Logistics is the most obvious candidate for outsourcing, although the industry is still relatively young. Kauffman suggests that investors would have a more enlightened view of the supply chain if more "pure-play" third-party logistics providers (3PLs) were traded publicly. Most are owned by conglomerates with warehouses or transportation equipment, obscuring the value of the non-asset-based units.

That's likely to change as 3PLs take on a broader role in managing the supply chain, and gain critical mass. New players, along with spin-offs by existing parents, will serve to educate investors about the growing sector. Already there are mutual funds built around logistics providers, notes Kauffman. Within five years, he predicts, that area will become "a multi-tiered investment industry," with between 10 and 20 companies trading on the open market as pure plays. They will foster a stable of Wall Street analysts who will do a better job of explaining the supply-chain story to the public.

Investors can get a glimpse of the viability of logistics by looking at the performance of more traditional freight forwarders. Leaders include Expeditors International, C.H. Robinson, EGL Eagle Global Logistics, and Hub Group. Their total market capitalization was up 39 percent in 2000 and 99 percent in 1999, according to analyst Marty Bescow with U.S. Bancorp Piper Jaffray in Minneapolis.

More companies in that space are going public and extending their reach into the logistics field. They benefit from a lack of equipment on their balance sheets. "When the economy softens," Bescow says, "they don't need to fill fixed assets with volume."

Problem of Pricing
First, though, logistics providers must present a compelling business model to investors. Currently they don't charge enough for their services, Kauffman says. Even the leaders haven't found a way to get fully compensated for their extensive menu of services, which may include costly information systems.

Capital requirements are falling as 3PLs move from in-house systems to off-the-shelf software that can be modified slightly to fit their needs. Some have formed their own outsourcing arrangements with major software houses acting as application service providers (ASPs).

One positive step would be for logistics companies to adopt a more accurate measure of their success, Kauffman says. He suggests return on invested capital, a formula that could favor low-margin businesses with relatively small capital costs, and give investors a better idea of where to put their money. For now, he says, the industry hasn't settled on a way to evaluate its performance.

Logistics providers, especially those with e-commerce applications, also must confront the skepticism of investors who are weary of big claims that never seem to materialize.

Investors must look beyond the vague claims of many dotcoms and software providers to discover what services they actually perform. Kauffman recalls the story of the shipper who was promised a "48-foot logistics solution." When it arrived at the loading dock, "it looked awfully like a truck."

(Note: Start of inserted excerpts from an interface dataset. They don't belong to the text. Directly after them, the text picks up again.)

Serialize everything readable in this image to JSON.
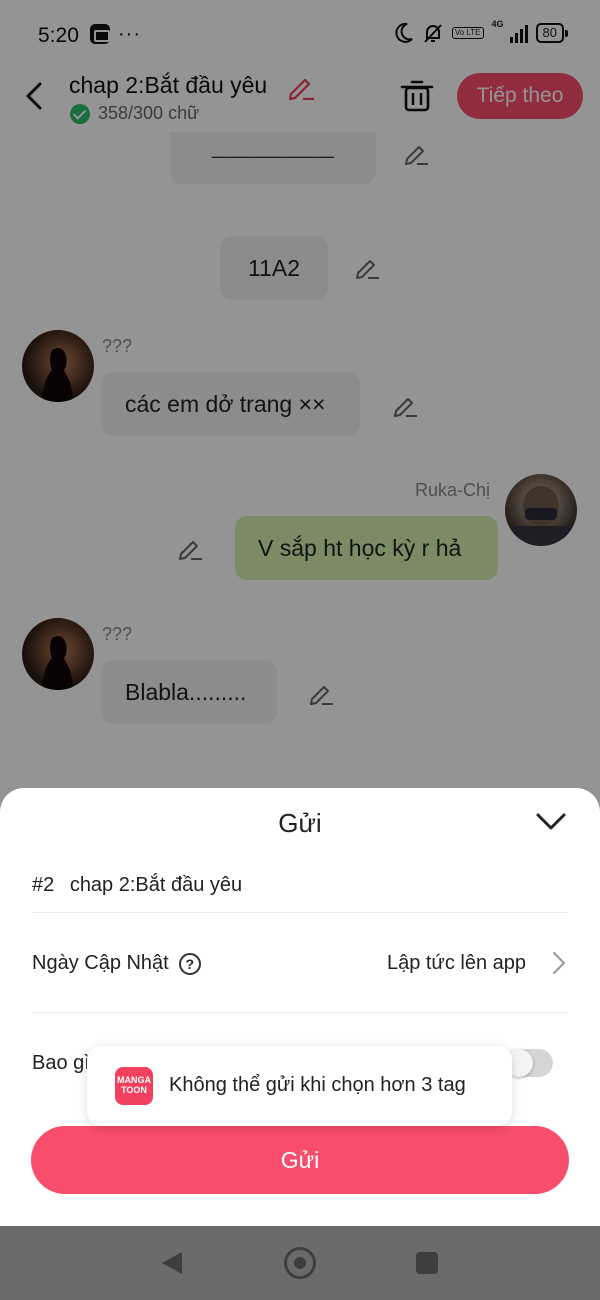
{
  "status_bar": {
    "time": "5:20",
    "dots": "···",
    "volte": "Vo LTE",
    "network": "4G",
    "battery": "80"
  },
  "header": {
    "title": "chap 2:Bắt đầu yêu",
    "word_count": "358/300 chữ",
    "next_label": "Tiếp theo"
  },
  "chat": {
    "partial_top": "___________",
    "location_tag": "11A2",
    "messages": [
      {
        "sender": "???",
        "text": "các em dở trang ××",
        "side": "left"
      },
      {
        "sender": "Ruka-Chị",
        "text": "V sắp ht học kỳ r hả",
        "side": "right"
      },
      {
        "sender": "???",
        "text": "Blabla.........",
        "side": "left"
      }
    ]
  },
  "sheet": {
    "title": "Gửi",
    "chapter_number": "#2",
    "chapter_name": "chap 2:Bắt đầu yêu",
    "update_label": "Ngày Cập Nhật",
    "help_glyph": "?",
    "update_value": "Lập tức lên app",
    "bao_label": "Bao gì",
    "send_label": "Gửi"
  },
  "toast": {
    "logo_line1": "MANGA",
    "logo_line2": "TOON",
    "message": "Không thể gửi khi chọn hơn 3 tag"
  },
  "colors": {
    "accent": "#f84d6c",
    "right_bubble": "#d4efae",
    "check": "#2bbf6a"
  }
}
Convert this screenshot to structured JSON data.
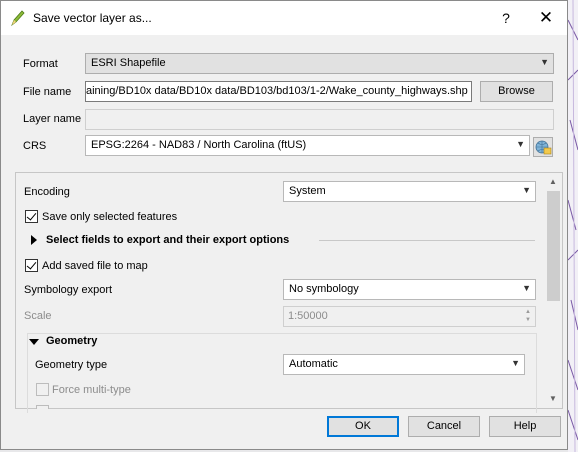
{
  "window": {
    "title": "Save vector layer as...",
    "help_label": "?",
    "close_label": "✕"
  },
  "form": {
    "format_label": "Format",
    "format_value": "ESRI Shapefile",
    "filename_label": "File name",
    "filename_value": "aining/BD10x data/BD10x data/BD103/bd103/1-2/Wake_county_highways.shp",
    "browse_label": "Browse",
    "layername_label": "Layer name",
    "layername_value": "",
    "crs_label": "CRS",
    "crs_value": "EPSG:2264 - NAD83 / North Carolina (ftUS)"
  },
  "options": {
    "encoding_label": "Encoding",
    "encoding_value": "System",
    "save_selected_label": "Save only selected features",
    "save_selected_checked": true,
    "select_fields_label": "Select fields to export and their export options",
    "add_saved_label": "Add saved file to map",
    "add_saved_checked": true,
    "symbology_label": "Symbology export",
    "symbology_value": "No symbology",
    "scale_label": "Scale",
    "scale_value": "1:50000",
    "geometry_group_label": "Geometry",
    "geometry_type_label": "Geometry type",
    "geometry_type_value": "Automatic",
    "force_multi_label": "Force multi-type",
    "force_multi_checked": false
  },
  "buttons": {
    "ok_label": "OK",
    "cancel_label": "Cancel",
    "help_label": "Help"
  },
  "colors": {
    "accent": "#0078d7",
    "map_lines": "#7a5aa6"
  }
}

There's little doubt about the potential of the new breed of providers; Bescow estimates annual growth of 15 to 20 percent over the next few years. "What investors are questioning," Kauffman says, "is whether their potential is going to live up to the advertising."

Like most business trends, outsourcing is to some extent cyclical. In recent years, there have been sporadic accounts of companies firing their 3PLs and taking the logistics function back in-house. But Kauffman doesn't believe the move toward outsourcing will be reversed to any great degree. The reasons, he says, are twofold: transportation deregulation of the late 1980s created a more efficient system that reduced the need for internal control by its customers, and advances in IT have allowed for closer monitoring of one's product without having to book its movement or storage personally.

Notwithstanding the vital role of third parties, the burden of spreading the gospel of supply chain rests on the shoulders of manufacturers, distributors and retailers. In the end, companies focusing on supply-chain excellence must steer a narrow course between satisfying their customers and the investment community. They must cut costs internally without jeopardizing flexibility and customer service. "If you pursue only one dimension," says Helming, "you do so at your peril."